### Exercise instructions
Copy out every line of the data where the word "text" is found.

Stored items from a collection
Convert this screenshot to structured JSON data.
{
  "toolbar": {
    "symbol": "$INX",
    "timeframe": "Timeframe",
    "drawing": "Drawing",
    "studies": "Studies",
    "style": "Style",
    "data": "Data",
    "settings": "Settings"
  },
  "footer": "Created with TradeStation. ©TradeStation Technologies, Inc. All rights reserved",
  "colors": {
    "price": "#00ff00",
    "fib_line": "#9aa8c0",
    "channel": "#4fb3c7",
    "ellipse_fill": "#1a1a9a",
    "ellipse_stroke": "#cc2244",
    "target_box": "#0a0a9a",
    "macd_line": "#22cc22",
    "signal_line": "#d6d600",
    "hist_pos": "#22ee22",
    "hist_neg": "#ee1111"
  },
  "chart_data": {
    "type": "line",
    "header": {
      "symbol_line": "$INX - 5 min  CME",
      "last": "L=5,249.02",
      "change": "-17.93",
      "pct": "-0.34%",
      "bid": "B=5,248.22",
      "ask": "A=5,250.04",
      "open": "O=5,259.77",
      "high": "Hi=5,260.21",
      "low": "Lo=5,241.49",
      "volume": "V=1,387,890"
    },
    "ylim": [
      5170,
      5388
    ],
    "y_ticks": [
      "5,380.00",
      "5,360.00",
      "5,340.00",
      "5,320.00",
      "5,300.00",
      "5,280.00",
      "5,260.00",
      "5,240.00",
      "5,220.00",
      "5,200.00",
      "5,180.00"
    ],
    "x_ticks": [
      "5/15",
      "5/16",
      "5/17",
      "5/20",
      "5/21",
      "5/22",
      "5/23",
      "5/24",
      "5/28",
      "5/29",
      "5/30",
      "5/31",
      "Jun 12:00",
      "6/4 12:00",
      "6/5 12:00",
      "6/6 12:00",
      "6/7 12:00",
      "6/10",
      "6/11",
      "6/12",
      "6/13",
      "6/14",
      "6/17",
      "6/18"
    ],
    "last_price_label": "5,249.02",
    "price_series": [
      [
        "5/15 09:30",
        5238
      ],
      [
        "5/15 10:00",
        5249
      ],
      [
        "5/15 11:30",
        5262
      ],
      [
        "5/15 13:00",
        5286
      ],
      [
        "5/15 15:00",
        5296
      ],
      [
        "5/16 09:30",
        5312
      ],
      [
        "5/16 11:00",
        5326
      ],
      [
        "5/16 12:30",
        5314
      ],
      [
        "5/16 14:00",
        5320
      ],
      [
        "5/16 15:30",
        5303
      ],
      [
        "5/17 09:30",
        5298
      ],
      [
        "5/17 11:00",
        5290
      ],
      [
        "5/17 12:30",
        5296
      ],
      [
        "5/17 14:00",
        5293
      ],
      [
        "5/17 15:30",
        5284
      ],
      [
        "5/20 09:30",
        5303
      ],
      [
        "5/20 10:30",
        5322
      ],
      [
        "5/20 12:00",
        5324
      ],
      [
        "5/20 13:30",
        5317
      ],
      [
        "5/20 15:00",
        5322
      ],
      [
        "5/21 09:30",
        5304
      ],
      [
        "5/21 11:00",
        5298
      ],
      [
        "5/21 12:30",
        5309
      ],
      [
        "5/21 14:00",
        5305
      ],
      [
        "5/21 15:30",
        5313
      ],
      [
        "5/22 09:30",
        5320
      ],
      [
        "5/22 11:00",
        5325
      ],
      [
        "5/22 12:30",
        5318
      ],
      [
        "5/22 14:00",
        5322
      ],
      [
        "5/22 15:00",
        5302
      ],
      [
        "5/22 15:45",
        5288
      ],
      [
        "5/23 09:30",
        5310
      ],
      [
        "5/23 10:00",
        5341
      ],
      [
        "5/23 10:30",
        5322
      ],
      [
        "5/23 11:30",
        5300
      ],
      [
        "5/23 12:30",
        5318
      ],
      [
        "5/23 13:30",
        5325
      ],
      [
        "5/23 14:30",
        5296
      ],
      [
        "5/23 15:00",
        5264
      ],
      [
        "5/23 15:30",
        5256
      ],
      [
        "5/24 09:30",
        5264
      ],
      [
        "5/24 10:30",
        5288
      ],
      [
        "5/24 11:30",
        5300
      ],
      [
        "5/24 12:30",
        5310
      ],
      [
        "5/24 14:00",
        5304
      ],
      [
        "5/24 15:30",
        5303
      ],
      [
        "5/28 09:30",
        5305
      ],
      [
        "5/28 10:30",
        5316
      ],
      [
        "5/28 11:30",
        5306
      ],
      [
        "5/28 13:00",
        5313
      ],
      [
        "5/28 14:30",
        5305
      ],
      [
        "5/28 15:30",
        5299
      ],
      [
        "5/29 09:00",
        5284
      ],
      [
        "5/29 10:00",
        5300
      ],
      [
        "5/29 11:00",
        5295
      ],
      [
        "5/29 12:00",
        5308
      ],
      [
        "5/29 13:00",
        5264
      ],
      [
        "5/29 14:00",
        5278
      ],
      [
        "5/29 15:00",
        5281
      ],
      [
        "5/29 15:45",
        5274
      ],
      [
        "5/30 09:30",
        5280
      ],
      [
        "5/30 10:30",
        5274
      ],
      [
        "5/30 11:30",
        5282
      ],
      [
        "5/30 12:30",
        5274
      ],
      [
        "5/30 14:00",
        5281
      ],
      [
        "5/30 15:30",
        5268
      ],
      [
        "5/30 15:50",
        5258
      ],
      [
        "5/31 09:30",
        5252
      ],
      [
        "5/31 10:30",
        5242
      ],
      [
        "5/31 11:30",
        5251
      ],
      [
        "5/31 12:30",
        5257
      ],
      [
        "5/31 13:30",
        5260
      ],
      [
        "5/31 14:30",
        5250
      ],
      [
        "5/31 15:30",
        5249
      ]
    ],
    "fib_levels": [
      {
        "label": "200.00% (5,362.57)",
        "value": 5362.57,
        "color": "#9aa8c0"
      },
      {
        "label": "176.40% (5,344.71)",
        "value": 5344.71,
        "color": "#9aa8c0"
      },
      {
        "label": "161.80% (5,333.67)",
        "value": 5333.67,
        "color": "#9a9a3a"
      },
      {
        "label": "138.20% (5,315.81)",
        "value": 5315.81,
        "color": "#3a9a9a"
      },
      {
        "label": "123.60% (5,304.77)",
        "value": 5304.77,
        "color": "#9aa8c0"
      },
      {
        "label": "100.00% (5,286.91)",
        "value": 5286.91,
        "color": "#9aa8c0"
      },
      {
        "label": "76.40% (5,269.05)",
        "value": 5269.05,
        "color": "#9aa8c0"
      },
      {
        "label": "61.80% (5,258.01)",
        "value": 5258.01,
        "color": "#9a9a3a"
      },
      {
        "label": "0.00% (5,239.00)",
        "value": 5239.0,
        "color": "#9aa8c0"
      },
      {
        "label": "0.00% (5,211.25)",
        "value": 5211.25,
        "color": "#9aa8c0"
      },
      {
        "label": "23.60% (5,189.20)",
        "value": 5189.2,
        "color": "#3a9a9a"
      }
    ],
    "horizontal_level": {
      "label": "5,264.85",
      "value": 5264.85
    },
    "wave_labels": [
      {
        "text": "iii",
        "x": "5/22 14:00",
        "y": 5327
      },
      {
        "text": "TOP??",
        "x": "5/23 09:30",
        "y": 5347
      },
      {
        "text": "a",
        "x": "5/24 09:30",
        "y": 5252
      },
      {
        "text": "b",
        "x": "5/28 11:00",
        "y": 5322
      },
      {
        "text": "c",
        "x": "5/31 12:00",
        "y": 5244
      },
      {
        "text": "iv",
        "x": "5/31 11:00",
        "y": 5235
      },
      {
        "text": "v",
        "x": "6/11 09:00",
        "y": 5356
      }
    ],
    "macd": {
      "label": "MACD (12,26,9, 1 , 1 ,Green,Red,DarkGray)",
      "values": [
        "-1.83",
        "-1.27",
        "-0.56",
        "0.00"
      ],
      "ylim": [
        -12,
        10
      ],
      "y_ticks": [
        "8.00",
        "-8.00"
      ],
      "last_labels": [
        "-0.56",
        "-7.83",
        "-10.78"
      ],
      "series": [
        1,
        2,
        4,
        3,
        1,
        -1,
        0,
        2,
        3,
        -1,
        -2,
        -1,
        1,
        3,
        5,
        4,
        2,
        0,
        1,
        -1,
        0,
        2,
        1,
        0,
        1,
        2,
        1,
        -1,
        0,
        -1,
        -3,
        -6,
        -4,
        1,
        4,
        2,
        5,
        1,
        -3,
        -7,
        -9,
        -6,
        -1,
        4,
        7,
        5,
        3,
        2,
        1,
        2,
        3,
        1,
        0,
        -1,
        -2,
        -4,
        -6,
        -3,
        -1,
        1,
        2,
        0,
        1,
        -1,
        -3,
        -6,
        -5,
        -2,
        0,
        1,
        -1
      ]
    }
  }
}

### Answer box
        "text": "iii",
        "text": "TOP??",
        "text": "a",
        "text": "b",
        "text": "c",
        "text": "iv",
        "text": "v",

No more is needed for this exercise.